But some killies, you really need to collect in peat moss and observe the incubation period. 
What would be better. Grindal worms or white worms?

Sent from my ANE-LX3 using Shrimp Keepers Forum mobile app

Link to comment
Share on other sites

Of the two choices,  I'd  say grindal worms would be better, but they are very similar.

  • Like 1
Link to comment
Share on other sites

  • 8 months later...

Create an account or sign in to comment

You need to be a member in order to leave a comment

Create an account

Sign up for a new account in our community. It's easy!

Register a new account

Sign in

Already have an account? Sign in here.

Sign In Now
 Share

  • Join Our Community!

    Register today, ask questions and share your shrimp and fish tank experiences with us!

  • Must Read SKF Articles

  • Posts

    • beanbag
      I don't know if bacteria is the cause.  It seems to be an uncommonly diagnosed problem because most shrimp articles only talk about bacteria infection as "a few shrimp die every day / week"  What can I say, a standard dose of minocycline and erythromycin didn't work to stop it, so not sure if oxytetracycline will work.
    • jayc
      Ah yes. That was the injectable form of oxytetracycline. Each mL of the injectable form contains: 100 mg oxytetracycline HCl, 5.75% w/v magnesium chloride , 6 H2O, 17% v/v water for injection, 1.3% w/v sodium formaldehyde Sulfoxylate as a preservative and q.s. with propylene glycol. Basically, it has additional compositions in it. 1000mg might have been the dose recommended for the injectable oxytetracycline, but if you have the powder form then follow the dosing rates as recommended on your bottle. Hope that clears it up a bit.     As for doxycycline and it's use to treat short antenna ... I cannot comment on whether it will be more effective than oxytetracycline or not. But if you do use it, only try one at a time. Is bacteria even been proven to be the cause of "short antenna disease"?
    • beanbag
      14 April 2015 -  Update based on experiences of one of our SKF members. Unfortunately for this shrimpkeeper it was too late to save these shrimps, but hopefully this experience will help someone else. 250+ shrimp were lost before the bacterial infection was halted.   A vet was consulted and he eventually ended up contacting a senior lecturer of aquatic animal health at University of Adelaide school of veterinary science. He stated that bacterial infections being internal or external are almost always gram negative in aquatics and recommended using oxytetracycline at a dose rate of 1000-2000mg per 40ltr of water.   Dosing method: Oxytetracycline is available in 2 forms. Powder and injectable. The injectable form was used as it is a stronger form.
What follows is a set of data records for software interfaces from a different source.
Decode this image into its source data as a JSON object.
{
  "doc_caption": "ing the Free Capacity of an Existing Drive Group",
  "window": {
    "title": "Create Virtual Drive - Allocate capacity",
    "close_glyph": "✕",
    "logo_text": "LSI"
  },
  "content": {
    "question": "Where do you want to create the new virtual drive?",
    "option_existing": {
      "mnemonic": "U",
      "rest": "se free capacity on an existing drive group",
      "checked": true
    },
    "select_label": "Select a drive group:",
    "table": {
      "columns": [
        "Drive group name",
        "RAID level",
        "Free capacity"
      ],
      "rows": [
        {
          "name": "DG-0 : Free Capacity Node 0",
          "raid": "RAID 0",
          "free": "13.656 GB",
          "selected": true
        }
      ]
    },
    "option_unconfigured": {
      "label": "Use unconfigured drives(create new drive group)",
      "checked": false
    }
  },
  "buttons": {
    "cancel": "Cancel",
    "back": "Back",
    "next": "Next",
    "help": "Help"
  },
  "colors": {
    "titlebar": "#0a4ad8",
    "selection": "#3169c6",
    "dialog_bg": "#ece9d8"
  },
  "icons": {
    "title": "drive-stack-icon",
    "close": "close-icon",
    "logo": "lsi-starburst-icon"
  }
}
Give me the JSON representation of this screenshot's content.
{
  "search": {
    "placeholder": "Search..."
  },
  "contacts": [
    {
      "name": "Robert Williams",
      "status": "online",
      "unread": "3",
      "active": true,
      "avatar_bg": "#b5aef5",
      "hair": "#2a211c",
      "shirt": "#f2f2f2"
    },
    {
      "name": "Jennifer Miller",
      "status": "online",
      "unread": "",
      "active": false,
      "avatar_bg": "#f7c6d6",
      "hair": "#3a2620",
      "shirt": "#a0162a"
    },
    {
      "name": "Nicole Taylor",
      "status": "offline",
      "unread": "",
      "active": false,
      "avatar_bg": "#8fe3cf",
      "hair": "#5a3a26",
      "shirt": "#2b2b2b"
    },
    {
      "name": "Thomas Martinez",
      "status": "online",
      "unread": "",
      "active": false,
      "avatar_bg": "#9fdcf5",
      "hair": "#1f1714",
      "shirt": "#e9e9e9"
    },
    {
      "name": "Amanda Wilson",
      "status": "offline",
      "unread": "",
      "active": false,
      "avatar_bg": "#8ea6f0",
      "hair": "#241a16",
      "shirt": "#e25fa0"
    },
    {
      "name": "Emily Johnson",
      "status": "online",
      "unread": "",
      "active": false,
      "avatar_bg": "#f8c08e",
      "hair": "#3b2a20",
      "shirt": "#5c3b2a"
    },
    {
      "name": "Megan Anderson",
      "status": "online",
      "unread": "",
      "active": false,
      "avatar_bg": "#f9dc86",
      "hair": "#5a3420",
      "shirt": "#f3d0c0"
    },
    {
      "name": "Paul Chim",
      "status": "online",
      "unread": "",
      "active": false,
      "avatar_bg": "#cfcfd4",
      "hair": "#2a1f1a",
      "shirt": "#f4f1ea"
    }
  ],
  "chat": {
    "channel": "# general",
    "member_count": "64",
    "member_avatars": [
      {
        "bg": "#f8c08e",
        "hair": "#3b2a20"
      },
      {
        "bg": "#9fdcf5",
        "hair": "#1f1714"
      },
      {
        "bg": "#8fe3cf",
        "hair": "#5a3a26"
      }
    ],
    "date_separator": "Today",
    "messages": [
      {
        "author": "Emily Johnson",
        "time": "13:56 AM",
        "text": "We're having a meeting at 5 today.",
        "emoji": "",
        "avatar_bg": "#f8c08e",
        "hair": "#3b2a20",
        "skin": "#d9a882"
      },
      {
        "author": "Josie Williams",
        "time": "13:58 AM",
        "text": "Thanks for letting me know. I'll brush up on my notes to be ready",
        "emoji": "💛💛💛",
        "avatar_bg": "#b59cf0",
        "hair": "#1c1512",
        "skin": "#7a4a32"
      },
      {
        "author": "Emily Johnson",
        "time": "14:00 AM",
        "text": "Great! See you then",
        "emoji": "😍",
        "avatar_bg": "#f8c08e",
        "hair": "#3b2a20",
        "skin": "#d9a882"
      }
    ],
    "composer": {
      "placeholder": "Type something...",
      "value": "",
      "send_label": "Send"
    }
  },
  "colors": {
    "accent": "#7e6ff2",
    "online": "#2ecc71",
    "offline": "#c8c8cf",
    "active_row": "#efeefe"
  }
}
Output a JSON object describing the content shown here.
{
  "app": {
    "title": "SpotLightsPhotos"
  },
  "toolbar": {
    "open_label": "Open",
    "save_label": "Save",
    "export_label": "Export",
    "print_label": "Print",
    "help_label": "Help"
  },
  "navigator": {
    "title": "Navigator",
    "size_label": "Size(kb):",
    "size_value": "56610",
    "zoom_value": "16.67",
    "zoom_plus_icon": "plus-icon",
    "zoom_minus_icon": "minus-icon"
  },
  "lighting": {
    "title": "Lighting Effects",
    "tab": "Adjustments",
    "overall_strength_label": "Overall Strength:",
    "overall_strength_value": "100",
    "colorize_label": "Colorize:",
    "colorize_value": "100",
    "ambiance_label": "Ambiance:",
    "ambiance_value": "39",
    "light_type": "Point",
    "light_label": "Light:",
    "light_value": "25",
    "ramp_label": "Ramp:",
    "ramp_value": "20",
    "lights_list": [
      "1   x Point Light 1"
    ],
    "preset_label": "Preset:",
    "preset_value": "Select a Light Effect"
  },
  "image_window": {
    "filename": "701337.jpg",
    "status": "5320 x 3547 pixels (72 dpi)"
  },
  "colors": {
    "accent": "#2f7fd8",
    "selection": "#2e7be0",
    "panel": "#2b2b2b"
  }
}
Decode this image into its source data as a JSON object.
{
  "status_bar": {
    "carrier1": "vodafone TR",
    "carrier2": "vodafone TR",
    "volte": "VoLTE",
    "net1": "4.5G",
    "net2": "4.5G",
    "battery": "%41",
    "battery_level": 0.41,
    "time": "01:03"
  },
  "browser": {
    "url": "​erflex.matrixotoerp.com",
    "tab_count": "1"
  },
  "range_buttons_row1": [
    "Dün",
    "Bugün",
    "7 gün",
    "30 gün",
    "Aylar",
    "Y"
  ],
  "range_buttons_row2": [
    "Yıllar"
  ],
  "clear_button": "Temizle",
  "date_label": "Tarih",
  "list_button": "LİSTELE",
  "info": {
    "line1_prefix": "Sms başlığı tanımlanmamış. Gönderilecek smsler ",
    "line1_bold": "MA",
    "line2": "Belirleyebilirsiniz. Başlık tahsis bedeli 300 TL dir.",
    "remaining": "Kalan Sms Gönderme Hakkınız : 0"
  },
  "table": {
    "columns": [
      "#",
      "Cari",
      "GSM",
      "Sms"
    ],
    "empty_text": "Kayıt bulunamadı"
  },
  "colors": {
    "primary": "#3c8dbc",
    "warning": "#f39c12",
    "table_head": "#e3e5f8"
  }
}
This meant that we could use less to obtain the required dosage.   Dosed straight into the water column at 1000mg per 40ltr of water.
    • jayc
      What?! Can you point me to where you saw that please?   If in doubt, Always follow the directions on the bottle.
    • beanbag
      What is the recommended dosing for oxytetracycline?  The sticky thread has a mention of " 1000mg per 40ltr ", but I don't know if that refers to total amount of powder, or active ingredient percentage. I live in USA, where oxytetracycline is not as common, but I was able to obtain a bottle of powder.  On the bottle, it says [calculated out to] 75 mg / 10 gal, which is a wayyyy lower value.  Also, the manufacturer / distributor won't tell me the fraction of the power that is active ingredient vs filler. This is for a Taiwan Bee shrimp tank with pH 5.5 and Gh 5, in case that matters for the effectiveness of oxytet in these parameters. I also have doxycycline available if that is equivalent / better. It's to treat that "short antenna disease" in one of my tanks that seems to show up once every few months. I've already dosed with Maracyn 1 (erythromycin) and 2 (minocycline) and they didn't seem to work.
×
×
  • Create New...